Exercise: Each record below must be retyped exactly, with nothing left out.

Dataset rows describing interfaces:
##############################

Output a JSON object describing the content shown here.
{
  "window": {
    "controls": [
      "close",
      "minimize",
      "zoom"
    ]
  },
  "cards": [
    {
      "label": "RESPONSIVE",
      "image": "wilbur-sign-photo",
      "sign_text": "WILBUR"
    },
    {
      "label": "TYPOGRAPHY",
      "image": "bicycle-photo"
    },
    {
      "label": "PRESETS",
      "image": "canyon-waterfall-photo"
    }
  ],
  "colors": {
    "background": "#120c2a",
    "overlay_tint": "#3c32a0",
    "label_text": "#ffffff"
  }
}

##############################

Expected output:
Output a JSON object describing the content shown here.
{
  "window": {
    "controls": [
      "close",
      "minimize",
      "zoom"
    ]
  },
  "cards": [
    {
      "label": "RESPONSIVE",
      "image": "wilbur-sign-photo",
      "sign_text": "WILBUR"
    },
    {
      "label": "TYPOGRAPHY",
      "image": "bicycle-photo"
    },
    {
      "label": "PRESETS",
      "image": "canyon-waterfall-photo"
    }
  ],
  "colors": {
    "background": "#120c2a",
    "overlay_tint": "#3c32a0",
    "label_text": "#ffffff"
  }
}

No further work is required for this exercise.